RECORDS SUPPLIED Block Start

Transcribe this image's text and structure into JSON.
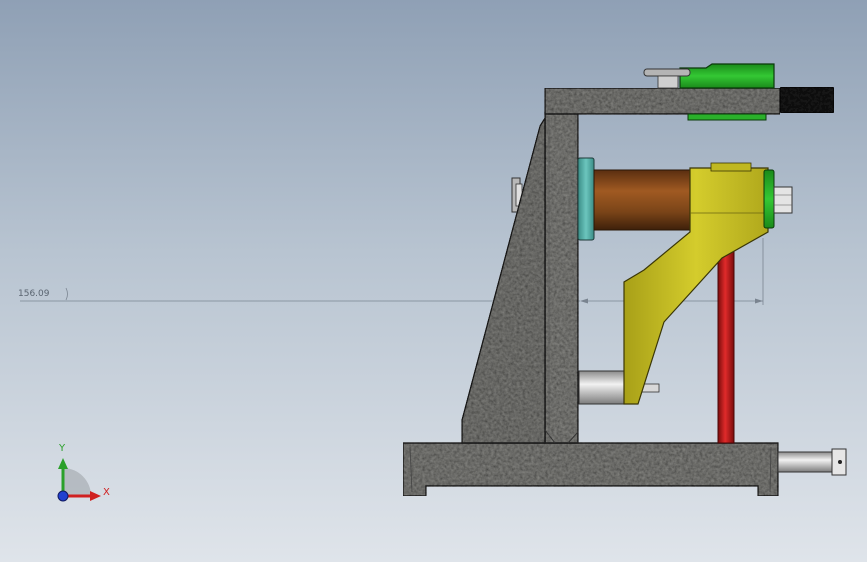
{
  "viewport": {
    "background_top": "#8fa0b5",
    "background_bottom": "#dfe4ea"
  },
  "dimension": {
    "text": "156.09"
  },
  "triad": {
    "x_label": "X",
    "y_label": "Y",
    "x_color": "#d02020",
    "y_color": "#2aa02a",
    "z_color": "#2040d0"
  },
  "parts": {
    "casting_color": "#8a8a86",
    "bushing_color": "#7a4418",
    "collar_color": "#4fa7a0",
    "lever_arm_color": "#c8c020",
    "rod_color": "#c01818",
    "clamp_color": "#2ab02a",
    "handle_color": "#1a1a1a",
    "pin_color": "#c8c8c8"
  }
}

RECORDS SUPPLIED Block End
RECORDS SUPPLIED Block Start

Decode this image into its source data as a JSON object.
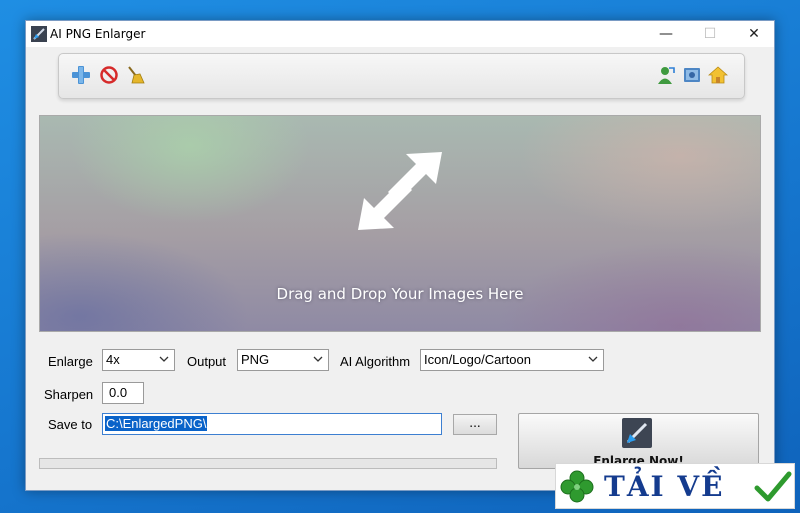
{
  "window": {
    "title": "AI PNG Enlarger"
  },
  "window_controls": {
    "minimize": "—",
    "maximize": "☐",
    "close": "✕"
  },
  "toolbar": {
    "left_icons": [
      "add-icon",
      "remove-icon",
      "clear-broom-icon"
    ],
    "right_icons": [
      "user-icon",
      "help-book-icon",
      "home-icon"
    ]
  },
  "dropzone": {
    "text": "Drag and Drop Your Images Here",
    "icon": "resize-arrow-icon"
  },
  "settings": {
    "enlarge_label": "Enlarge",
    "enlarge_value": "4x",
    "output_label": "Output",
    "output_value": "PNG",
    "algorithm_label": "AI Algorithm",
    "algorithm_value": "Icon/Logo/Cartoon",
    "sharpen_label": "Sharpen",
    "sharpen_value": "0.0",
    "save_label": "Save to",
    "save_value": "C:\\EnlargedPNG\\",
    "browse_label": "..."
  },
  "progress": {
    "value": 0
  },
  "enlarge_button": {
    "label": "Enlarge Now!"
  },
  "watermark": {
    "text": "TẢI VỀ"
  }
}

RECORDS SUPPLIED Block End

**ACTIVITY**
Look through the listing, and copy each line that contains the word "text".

**ANSWER SPACE**
Transcribe this image's text and structure into JSON.
    "text": "156.09"
    "text": "Drag and Drop Your Images Here",
    "text": "TẢI VỀ"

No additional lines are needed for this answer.